WHAT THE TASK ASKS: Working from the entries below, tally each line that holds "placeholder". Give the tally and nothing else.

[RECORDS PROVIDED Boundary: Start]

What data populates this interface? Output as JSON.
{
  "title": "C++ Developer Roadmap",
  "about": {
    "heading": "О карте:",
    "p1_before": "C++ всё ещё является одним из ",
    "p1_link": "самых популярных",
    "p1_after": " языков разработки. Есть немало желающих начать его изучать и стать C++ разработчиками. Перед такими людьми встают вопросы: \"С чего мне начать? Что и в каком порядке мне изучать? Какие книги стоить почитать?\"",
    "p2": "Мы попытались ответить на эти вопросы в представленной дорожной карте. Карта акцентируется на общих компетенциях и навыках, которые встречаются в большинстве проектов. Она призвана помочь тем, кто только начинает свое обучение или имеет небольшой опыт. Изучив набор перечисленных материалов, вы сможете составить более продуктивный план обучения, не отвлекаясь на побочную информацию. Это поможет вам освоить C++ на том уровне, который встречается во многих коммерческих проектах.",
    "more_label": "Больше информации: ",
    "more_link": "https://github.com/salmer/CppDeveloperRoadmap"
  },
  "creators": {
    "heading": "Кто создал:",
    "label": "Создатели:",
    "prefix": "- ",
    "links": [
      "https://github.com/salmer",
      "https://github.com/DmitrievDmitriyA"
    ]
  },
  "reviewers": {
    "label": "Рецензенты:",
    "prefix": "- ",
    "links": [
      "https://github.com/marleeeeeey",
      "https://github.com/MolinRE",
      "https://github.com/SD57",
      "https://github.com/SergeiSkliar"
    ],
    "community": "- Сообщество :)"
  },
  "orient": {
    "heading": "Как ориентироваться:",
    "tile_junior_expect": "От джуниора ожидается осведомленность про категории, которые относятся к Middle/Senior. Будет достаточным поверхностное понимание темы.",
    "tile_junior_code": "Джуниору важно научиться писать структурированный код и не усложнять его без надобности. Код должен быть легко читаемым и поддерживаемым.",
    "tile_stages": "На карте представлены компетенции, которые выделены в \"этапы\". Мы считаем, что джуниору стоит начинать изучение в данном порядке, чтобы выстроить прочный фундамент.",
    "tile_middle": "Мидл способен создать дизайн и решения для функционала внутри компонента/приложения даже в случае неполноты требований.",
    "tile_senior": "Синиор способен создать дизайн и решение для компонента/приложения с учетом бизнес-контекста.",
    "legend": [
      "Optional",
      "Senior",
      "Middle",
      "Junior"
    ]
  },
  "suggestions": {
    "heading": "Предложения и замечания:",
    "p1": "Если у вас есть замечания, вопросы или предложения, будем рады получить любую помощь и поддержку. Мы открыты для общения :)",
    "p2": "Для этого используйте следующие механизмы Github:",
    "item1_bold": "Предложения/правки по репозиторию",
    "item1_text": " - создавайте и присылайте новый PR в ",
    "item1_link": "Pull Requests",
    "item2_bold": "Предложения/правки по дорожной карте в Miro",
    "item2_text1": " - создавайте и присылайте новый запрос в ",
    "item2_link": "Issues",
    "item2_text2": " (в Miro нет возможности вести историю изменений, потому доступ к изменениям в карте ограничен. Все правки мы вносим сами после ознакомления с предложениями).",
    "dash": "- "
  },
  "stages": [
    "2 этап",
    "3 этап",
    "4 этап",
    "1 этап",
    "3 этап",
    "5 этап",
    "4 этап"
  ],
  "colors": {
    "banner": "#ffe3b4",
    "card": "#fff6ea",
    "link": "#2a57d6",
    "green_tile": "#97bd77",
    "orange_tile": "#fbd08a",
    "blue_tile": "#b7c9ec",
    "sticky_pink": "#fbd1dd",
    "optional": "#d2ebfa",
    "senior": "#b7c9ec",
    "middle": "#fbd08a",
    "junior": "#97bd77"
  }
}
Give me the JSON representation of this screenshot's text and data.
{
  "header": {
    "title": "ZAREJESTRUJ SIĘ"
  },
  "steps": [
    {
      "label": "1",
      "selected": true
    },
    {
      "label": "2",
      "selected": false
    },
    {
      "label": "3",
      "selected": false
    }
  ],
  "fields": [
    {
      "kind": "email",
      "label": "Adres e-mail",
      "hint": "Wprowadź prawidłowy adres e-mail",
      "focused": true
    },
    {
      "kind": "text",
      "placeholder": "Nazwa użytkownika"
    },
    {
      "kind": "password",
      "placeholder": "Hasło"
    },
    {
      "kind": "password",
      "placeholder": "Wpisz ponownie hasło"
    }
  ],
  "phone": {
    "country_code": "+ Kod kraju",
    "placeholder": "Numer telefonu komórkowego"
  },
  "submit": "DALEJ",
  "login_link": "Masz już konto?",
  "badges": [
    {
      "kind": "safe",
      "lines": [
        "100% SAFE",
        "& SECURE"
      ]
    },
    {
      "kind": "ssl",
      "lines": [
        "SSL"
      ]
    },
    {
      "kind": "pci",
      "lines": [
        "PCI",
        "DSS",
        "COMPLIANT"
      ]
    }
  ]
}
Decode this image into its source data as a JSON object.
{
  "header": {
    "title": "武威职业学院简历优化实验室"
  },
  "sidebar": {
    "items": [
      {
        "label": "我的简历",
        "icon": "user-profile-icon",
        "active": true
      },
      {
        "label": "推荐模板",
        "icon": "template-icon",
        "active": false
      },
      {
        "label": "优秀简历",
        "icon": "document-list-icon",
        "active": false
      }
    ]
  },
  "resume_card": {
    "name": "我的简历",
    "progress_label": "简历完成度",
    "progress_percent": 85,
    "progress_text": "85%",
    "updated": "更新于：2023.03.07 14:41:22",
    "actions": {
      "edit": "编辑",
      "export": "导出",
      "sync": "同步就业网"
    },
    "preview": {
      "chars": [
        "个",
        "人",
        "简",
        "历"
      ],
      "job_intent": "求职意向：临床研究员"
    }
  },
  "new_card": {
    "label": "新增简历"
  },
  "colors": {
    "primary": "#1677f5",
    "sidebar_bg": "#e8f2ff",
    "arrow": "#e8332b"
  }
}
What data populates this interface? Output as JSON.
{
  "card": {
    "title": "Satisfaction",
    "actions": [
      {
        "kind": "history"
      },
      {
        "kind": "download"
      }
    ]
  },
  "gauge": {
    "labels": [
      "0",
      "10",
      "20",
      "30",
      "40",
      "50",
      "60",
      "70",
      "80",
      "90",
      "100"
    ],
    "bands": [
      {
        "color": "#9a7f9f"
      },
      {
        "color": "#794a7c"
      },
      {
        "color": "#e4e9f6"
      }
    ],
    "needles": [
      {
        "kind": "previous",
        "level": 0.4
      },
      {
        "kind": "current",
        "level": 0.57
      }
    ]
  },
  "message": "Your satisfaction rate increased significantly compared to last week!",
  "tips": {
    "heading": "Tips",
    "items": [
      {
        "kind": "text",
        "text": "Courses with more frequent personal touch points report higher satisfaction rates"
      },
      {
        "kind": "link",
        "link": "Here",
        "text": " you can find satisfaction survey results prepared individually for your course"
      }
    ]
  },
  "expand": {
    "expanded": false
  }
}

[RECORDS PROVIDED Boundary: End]

YOUR SOLUTION: 4